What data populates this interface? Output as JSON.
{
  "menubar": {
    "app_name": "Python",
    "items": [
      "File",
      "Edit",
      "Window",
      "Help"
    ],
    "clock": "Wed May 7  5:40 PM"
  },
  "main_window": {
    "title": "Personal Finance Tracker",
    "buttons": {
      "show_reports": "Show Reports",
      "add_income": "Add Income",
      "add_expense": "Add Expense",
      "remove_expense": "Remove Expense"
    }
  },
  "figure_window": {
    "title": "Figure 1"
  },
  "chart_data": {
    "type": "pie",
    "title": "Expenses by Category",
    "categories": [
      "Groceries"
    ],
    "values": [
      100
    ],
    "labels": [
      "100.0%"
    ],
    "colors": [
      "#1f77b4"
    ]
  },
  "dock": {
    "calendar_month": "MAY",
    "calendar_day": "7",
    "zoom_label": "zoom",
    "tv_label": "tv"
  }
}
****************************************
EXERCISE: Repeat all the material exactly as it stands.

COMPLETED EXERCISE:
What data populates this interface? Output as JSON.
{
  "menubar": {
    "app_name": "Python",
    "items": [
      "File",
      "Edit",
      "Window",
      "Help"
    ],
    "clock": "Wed May 7  5:40 PM"
  },
  "main_window": {
    "title": "Personal Finance Tracker",
    "buttons": {
      "show_reports": "Show Reports",
      "add_income": "Add Income",
      "add_expense": "Add Expense",
      "remove_expense": "Remove Expense"
    }
  },
  "figure_window": {
    "title": "Figure 1"
  },
  "chart_data": {
    "type": "pie",
    "title": "Expenses by Category",
    "categories": [
      "Groceries"
    ],
    "values": [
      100
    ],
    "labels": [
      "100.0%"
    ],
    "colors": [
      "#1f77b4"
    ]
  },
  "dock": {
    "calendar_month": "MAY",
    "calendar_day": "7",
    "zoom_label": "zoom",
    "tv_label": "tv"
  }
}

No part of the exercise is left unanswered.